  2. Metropolitan Council - U.S. Biosolids Scene, Accessed November 12, 2010.
  3. Dillo Dirt Production, Austin American-Statesman, July 7, 2011 (subscription-only archive, on file with CMD)
  4. Jessica Brorman, Dillo Dirt expands its pad: 15-acre compost area will help make more compost, KXON, June 24, 2011
  5. 5.0 5.1 Mary Ann Roser, Dillo Dirt rash? Call health department at 972-5555, Austin American-Statesman, October 15, 2009
  6. Kathy Carr, ACL Mud Rash, Carrmumble blog, October 8, 2009, accessed December 29, 2011
  7. Kathy Carr, Almost Famous, Carrmumble blog, October 6, 2009, accessed December 29, 2011
  8. Woman claims ACL mud gave her rash, KVUE TV, October 7, 2009, linked by Sit, Ubu, Sit! blog, October 8, 2009, accessed December 29, 2011
  9. 9.0 9.1 9.2 9.3 9.4 9.5 Brandon Roberts, Austin's Dirty Secret: Dillo Dirt, Austin Cut, July 31, 2011
  10. 10.0 10.1 Crystal Nolan, Visit to Austin and ACL Fest has left its mark, Austin American-Statesman, November 30, 2009
  11. Janet Pichette, MS, CTR, Staff Toxicologist, Austin/Travis County Health and Human Services Department, [RE: Toxicological Evaluation of Compost and Digested Sludge Samples from the Hornsby Bend Biosolids Processing Facility, March 10 and April, 2003], Internal Memorandum to Jody Slagle, PE, Compost and Biosolid Reuse Manager, Water and Wastewater Department, July 14, 2005
  12. City of Austin, Annual Report Enforcement Data 2009-2010, TPDES Pretreatment Program Annual Report Form for Enforcement Actions Taken, October 1, 2009 to September 30, 2010, obtained by open records request by the Austin Cut
  13. City of Austin, Dillo Dirt Constituents 2008, accessed December 29, 2011
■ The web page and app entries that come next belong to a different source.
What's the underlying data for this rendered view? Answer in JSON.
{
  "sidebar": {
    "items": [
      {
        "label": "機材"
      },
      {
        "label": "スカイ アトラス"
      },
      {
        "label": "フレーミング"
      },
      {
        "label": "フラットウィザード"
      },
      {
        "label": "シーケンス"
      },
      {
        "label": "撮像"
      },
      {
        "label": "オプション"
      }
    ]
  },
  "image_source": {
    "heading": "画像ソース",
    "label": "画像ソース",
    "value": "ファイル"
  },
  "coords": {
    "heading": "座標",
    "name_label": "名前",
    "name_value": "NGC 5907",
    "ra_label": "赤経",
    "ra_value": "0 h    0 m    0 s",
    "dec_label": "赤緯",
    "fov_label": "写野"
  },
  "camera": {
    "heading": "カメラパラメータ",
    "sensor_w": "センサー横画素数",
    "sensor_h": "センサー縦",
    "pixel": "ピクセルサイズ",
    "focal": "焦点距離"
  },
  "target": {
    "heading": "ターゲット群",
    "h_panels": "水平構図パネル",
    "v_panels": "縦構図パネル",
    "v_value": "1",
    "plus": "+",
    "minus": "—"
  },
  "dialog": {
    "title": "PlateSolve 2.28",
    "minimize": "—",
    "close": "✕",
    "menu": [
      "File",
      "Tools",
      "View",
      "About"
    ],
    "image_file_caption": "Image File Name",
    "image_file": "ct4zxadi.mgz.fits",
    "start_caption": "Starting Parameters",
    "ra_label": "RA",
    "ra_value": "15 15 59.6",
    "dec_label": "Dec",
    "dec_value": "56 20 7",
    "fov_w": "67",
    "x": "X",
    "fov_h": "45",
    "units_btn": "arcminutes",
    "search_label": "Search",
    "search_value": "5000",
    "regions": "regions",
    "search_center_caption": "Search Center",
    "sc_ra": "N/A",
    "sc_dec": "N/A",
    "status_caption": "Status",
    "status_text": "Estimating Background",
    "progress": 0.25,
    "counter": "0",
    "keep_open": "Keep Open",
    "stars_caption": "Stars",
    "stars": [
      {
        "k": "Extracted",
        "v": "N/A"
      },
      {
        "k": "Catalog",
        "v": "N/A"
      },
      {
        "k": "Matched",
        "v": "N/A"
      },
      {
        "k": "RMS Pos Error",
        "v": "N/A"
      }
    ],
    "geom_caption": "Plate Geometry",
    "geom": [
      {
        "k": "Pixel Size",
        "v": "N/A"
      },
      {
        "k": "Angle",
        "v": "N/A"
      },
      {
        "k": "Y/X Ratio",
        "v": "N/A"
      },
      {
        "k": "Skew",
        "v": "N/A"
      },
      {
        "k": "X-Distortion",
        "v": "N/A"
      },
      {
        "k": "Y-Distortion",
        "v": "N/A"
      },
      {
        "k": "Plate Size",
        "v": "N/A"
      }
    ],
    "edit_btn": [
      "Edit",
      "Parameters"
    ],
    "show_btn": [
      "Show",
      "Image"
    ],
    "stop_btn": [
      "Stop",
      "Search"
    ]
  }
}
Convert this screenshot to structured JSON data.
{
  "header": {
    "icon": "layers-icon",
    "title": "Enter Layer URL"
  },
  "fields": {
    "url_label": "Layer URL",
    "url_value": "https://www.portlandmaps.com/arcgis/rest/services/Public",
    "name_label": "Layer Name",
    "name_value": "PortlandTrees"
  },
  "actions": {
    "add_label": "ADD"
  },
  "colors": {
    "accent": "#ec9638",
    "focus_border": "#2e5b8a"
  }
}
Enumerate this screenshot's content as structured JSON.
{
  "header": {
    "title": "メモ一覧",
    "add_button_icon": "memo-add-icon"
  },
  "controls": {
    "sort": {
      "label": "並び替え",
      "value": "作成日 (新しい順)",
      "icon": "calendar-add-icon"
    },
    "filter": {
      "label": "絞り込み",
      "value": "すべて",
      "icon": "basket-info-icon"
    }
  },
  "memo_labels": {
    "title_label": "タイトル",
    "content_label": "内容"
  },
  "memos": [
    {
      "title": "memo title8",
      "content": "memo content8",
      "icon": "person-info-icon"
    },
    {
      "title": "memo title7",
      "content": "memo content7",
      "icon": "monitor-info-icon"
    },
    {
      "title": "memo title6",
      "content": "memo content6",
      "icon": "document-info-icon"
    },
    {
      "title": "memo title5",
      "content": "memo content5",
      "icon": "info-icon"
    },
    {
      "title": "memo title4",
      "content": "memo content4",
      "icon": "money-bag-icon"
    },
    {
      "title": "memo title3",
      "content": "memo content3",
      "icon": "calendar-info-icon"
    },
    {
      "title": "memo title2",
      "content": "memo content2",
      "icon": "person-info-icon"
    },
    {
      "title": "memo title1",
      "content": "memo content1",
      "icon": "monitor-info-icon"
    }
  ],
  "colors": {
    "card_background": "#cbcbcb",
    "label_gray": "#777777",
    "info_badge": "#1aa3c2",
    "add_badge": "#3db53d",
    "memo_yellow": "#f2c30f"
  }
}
  14. 14.0 14.1 14.2 Asher Price, Elevated levels of ammonia found at Hornsby Bend monitoring wells, Austin American-Statesman, May 19, 2011 (subscription-only archive, on file with CMD)
  15. 15.0 15.1 Julie Bonnin, "City of Austin says Dillo Dirt is safe, but some have doubts," Austin American-Statesman, June 11, 2005 (on file with CMD)
  16. U.S. Geological Survey, Nitrate Concentrations and Potential Sources in the Barton Springs Segment of the Edwards Aquifer and Its Contributing Zone, Central Texas, government fact sheet, May 2011
  17. Joseph P. Gieselman, Executive Manager, Travis County Transportation and Natural Resources, RE: Synagro of Texas - CDR, Inc., Application N~118, memorandum to members of the Commissioner's Court, proposed motion "Receive Comments Regarding Variance Requests under Chapter 62 and Chapter 64 of the Travis County Code by Synagro of Texas - CDR. Inc. for a Proposed Sewage Sludge Beneficial Use Land Application Site," August 31, 2010